The outback is by age-old tradition very important also as a recreation arena in Norway, where a sizeable segment of the population go to enjoy hunting, fishing and trekking. These values, too, are promoted under the stewardship of sustainable forestry.

Sales of hunting and fishing licences are of great economic importance to many individual landowners.
Sales of hunting and fishing licences are of great economic importance to many individual landowners. Credit: Terje Rakke/Nordic Life AS/Innovation Norge

Forest roads allow timber to be hauled out of forest areas, but they are also the gateway for hunters, fishermen and outdoor enthusiasts.
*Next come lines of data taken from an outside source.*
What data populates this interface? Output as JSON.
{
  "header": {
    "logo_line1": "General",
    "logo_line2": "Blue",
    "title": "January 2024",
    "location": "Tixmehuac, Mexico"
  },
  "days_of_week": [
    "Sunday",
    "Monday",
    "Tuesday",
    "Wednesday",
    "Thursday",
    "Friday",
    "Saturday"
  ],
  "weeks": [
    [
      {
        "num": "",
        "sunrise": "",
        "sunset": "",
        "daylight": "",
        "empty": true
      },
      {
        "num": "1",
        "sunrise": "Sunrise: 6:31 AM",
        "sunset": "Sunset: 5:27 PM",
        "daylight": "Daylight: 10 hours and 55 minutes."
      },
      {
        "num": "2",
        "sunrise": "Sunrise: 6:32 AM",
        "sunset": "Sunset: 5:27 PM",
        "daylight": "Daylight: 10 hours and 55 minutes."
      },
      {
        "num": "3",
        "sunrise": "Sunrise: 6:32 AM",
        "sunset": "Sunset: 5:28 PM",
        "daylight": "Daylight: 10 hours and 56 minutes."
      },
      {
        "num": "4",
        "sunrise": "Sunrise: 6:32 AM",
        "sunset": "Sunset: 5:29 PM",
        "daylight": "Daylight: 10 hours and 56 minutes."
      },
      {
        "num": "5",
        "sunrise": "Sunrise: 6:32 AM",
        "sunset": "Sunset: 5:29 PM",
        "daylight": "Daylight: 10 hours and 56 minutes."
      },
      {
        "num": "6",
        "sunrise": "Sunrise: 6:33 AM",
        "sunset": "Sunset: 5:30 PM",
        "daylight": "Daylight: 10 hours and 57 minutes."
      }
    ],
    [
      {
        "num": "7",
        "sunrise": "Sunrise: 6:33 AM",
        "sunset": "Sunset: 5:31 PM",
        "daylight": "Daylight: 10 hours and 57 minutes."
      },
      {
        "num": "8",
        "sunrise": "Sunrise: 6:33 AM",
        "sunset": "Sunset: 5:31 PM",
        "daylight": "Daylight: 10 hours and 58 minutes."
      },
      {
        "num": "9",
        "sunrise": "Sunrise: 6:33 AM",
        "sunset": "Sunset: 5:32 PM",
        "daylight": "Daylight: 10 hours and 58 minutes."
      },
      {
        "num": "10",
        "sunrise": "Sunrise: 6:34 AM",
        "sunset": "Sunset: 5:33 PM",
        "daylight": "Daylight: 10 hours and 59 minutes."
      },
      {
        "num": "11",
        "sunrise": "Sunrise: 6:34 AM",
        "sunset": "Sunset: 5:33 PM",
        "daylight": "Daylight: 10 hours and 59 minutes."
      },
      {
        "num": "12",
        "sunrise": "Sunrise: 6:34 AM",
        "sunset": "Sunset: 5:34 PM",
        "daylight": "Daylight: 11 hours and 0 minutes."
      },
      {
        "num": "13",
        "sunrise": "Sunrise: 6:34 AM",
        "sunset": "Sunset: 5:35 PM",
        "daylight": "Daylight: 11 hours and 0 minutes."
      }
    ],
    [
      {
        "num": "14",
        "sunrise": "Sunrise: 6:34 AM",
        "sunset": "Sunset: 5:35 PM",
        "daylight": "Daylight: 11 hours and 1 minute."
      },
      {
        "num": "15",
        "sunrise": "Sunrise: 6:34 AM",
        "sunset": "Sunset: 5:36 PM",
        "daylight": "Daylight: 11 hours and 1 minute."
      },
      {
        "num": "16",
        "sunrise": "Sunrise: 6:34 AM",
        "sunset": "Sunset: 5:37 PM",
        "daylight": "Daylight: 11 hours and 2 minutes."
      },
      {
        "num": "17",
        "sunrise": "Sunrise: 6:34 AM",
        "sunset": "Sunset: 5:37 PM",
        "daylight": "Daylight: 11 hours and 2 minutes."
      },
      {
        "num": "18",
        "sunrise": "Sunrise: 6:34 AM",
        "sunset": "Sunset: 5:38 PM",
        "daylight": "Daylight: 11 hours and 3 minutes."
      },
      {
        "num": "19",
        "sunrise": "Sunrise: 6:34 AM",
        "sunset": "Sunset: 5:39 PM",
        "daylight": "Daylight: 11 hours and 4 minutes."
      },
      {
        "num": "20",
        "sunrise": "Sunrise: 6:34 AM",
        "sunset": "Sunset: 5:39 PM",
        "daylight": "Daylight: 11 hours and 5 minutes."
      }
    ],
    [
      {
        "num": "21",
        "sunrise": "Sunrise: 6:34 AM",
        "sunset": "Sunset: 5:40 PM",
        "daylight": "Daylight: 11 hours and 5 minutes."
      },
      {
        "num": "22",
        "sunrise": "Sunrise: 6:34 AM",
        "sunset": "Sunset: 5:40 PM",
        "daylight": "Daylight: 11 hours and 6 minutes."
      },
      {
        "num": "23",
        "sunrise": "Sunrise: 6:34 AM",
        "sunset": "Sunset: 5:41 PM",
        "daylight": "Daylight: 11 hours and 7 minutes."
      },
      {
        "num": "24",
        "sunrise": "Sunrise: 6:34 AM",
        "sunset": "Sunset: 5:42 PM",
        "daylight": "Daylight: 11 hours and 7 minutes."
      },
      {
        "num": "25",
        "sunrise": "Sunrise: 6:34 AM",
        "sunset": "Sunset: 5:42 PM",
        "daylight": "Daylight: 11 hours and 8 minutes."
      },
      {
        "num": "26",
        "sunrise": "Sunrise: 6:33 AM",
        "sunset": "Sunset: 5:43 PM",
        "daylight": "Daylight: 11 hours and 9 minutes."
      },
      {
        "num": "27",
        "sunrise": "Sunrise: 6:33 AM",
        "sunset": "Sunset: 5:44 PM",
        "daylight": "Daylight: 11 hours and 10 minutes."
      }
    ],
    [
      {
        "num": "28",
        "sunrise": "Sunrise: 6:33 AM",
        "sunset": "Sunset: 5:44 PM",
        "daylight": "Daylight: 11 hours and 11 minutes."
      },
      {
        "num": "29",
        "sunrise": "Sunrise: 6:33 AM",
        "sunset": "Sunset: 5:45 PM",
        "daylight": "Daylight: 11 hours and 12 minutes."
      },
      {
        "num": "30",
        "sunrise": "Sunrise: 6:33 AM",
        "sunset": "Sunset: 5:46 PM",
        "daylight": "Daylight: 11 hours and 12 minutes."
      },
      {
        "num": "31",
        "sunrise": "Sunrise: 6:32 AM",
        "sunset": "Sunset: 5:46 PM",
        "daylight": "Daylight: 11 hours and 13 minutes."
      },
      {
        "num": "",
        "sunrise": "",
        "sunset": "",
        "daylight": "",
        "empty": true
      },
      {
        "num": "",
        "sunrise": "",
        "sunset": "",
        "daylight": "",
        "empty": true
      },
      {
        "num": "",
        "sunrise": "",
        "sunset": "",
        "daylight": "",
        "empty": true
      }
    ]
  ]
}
Outdoor recreation is highly valued among a majority of Norwegians. TNS Gallup's Nature and Environment Survey of 2014 shows that nine out of ten are interested in the outdoors and outdoors activities.

The great outdoors is a treasure trove for adventure and recreation. At the same time marketing of guided tours and activities supports a considerable volume of employment in non-urban districts.

Sales of hunting and fishing licences are of great economic importance to many individual landowners. A wide range of nature-based adventure products contribute to local employment and wealth creation across the country. And demand is increasing, both at home and abroad.

Valuable regional programmes

Hunting has long traditions in Norway, and the arranging and sale of hunting trips is an important source of income for many landowners. Facilitating hunting and the hunting experience are valuable regional programmes. NINA estimates that the local economic value (synergy effects included) may be as high as 1,3 billion NOK in the hunting year of fall 2017 and spring 2018.

This requires a realignment towards meeting the needs expressed in market demands, through closely coordinated management policies for the utilization of agriculture, forest and tourism resources.

Many landowners have already successfully combined nature-based adventures with traditional forestry and food production.

State ownership

The Norwegian state owns large areas of forest and land - about one-fifth of mainland Norway. Half of these lands are so-called state commons, areas open to everyone. State owned forests and rangelands are managed by State Forests ("Statskog"), making this government agency the contry's largest landholder.

Wild reindeer
Wild reindeer Credit: Colourbox

Promoting sustainable hunting, fishing and outdoor activities is one of the priority objectives of Statskog.

The management of state forests and rangeland is also an important tool for supporting viable local communities - which hunting, fishing and outdoor recreation contributes to.

A harvest of game resources

In 2018 the Ministry for Agriculture and Food took over the responsibility for that part of the administration that includes the game harvest, i.e. the animal species which may be hunted. The rationale for this, among others, was the opportunity to increase support for the development of industries based on sustainable use of wilderness resources.